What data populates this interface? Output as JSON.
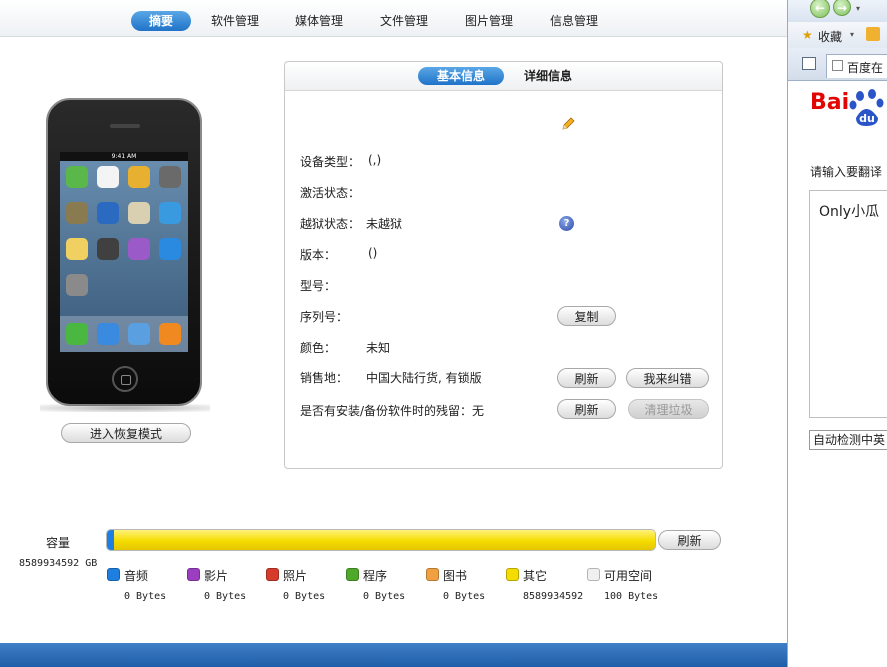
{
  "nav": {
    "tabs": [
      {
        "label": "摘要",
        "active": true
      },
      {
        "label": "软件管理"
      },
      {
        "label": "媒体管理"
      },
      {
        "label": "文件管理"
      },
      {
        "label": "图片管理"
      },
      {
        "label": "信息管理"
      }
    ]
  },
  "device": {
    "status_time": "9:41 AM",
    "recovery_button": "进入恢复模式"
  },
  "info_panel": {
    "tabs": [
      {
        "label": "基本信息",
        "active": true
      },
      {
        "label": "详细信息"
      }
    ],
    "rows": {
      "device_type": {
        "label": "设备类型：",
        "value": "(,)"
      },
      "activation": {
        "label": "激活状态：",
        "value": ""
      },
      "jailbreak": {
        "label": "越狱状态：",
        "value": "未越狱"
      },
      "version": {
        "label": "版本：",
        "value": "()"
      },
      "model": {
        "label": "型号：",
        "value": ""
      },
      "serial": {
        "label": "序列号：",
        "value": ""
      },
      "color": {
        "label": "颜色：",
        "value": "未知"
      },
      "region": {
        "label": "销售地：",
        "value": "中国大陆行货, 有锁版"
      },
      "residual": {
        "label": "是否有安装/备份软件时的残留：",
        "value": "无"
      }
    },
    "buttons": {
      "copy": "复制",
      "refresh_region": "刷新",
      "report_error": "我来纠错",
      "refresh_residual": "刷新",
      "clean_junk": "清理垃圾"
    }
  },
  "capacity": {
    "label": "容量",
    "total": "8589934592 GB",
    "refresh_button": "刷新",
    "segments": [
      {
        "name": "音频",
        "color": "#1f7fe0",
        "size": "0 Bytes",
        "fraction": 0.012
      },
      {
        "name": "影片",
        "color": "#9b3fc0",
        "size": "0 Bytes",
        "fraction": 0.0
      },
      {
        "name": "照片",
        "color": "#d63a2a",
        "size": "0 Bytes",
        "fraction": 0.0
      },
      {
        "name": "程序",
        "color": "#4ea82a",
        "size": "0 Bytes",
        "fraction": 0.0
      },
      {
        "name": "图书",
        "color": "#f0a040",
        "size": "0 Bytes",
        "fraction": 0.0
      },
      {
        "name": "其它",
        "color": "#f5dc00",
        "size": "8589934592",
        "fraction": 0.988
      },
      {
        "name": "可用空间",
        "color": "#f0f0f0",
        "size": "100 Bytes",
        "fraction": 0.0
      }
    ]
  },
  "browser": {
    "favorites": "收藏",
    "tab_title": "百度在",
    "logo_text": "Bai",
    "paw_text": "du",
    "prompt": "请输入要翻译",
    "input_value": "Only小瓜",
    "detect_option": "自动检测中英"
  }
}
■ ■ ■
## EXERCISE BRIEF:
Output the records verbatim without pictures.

## SOLUTION FOR THIS EXERCISE:
What data populates this interface? Output as JSON.
{
  "nav": {
    "tabs": [
      {
        "label": "摘要",
        "active": true
      },
      {
        "label": "软件管理"
      },
      {
        "label": "媒体管理"
      },
      {
        "label": "文件管理"
      },
      {
        "label": "图片管理"
      },
      {
        "label": "信息管理"
      }
    ]
  },
  "device": {
    "status_time": "9:41 AM",
    "recovery_button": "进入恢复模式"
  },
  "info_panel": {
    "tabs": [
      {
        "label": "基本信息",
        "active": true
      },
      {
        "label": "详细信息"
      }
    ],
    "rows": {
      "device_type": {
        "label": "设备类型：",
        "value": "(,)"
      },
      "activation": {
        "label": "激活状态：",
        "value": ""
      },
      "jailbreak": {
        "label": "越狱状态：",
        "value": "未越狱"
      },
      "version": {
        "label": "版本：",
        "value": "()"
      },
      "model": {
        "label": "型号：",
        "value": ""
      },
      "serial": {
        "label": "序列号：",
        "value": ""
      },
      "color": {
        "label": "颜色：",
        "value": "未知"
      },
      "region": {
        "label": "销售地：",
        "value": "中国大陆行货, 有锁版"
      },
      "residual": {
        "label": "是否有安装/备份软件时的残留：",
        "value": "无"
      }
    },
    "buttons": {
      "copy": "复制",
      "refresh_region": "刷新",
      "report_error": "我来纠错",
      "refresh_residual": "刷新",
      "clean_junk": "清理垃圾"
    }
  },
  "capacity": {
    "label": "容量",
    "total": "8589934592 GB",
    "refresh_button": "刷新",
    "segments": [
      {
        "name": "音频",
        "color": "#1f7fe0",
        "size": "0 Bytes",
        "fraction": 0.012
      },
      {
        "name": "影片",
        "color": "#9b3fc0",
        "size": "0 Bytes",
        "fraction": 0.0
      },
      {
        "name": "照片",
        "color": "#d63a2a",
        "size": "0 Bytes",
        "fraction": 0.0
      },
      {
        "name": "程序",
        "color": "#4ea82a",
        "size": "0 Bytes",
        "fraction": 0.0
      },
      {
        "name": "图书",
        "color": "#f0a040",
        "size": "0 Bytes",
        "fraction": 0.0
      },
      {
        "name": "其它",
        "color": "#f5dc00",
        "size": "8589934592",
        "fraction": 0.988
      },
      {
        "name": "可用空间",
        "color": "#f0f0f0",
        "size": "100 Bytes",
        "fraction": 0.0
      }
    ]
  },
  "browser": {
    "favorites": "收藏",
    "tab_title": "百度在",
    "logo_text": "Bai",
    "paw_text": "du",
    "prompt": "请输入要翻译",
    "input_value": "Only小瓜",
    "detect_option": "自动检测中英"
  }
}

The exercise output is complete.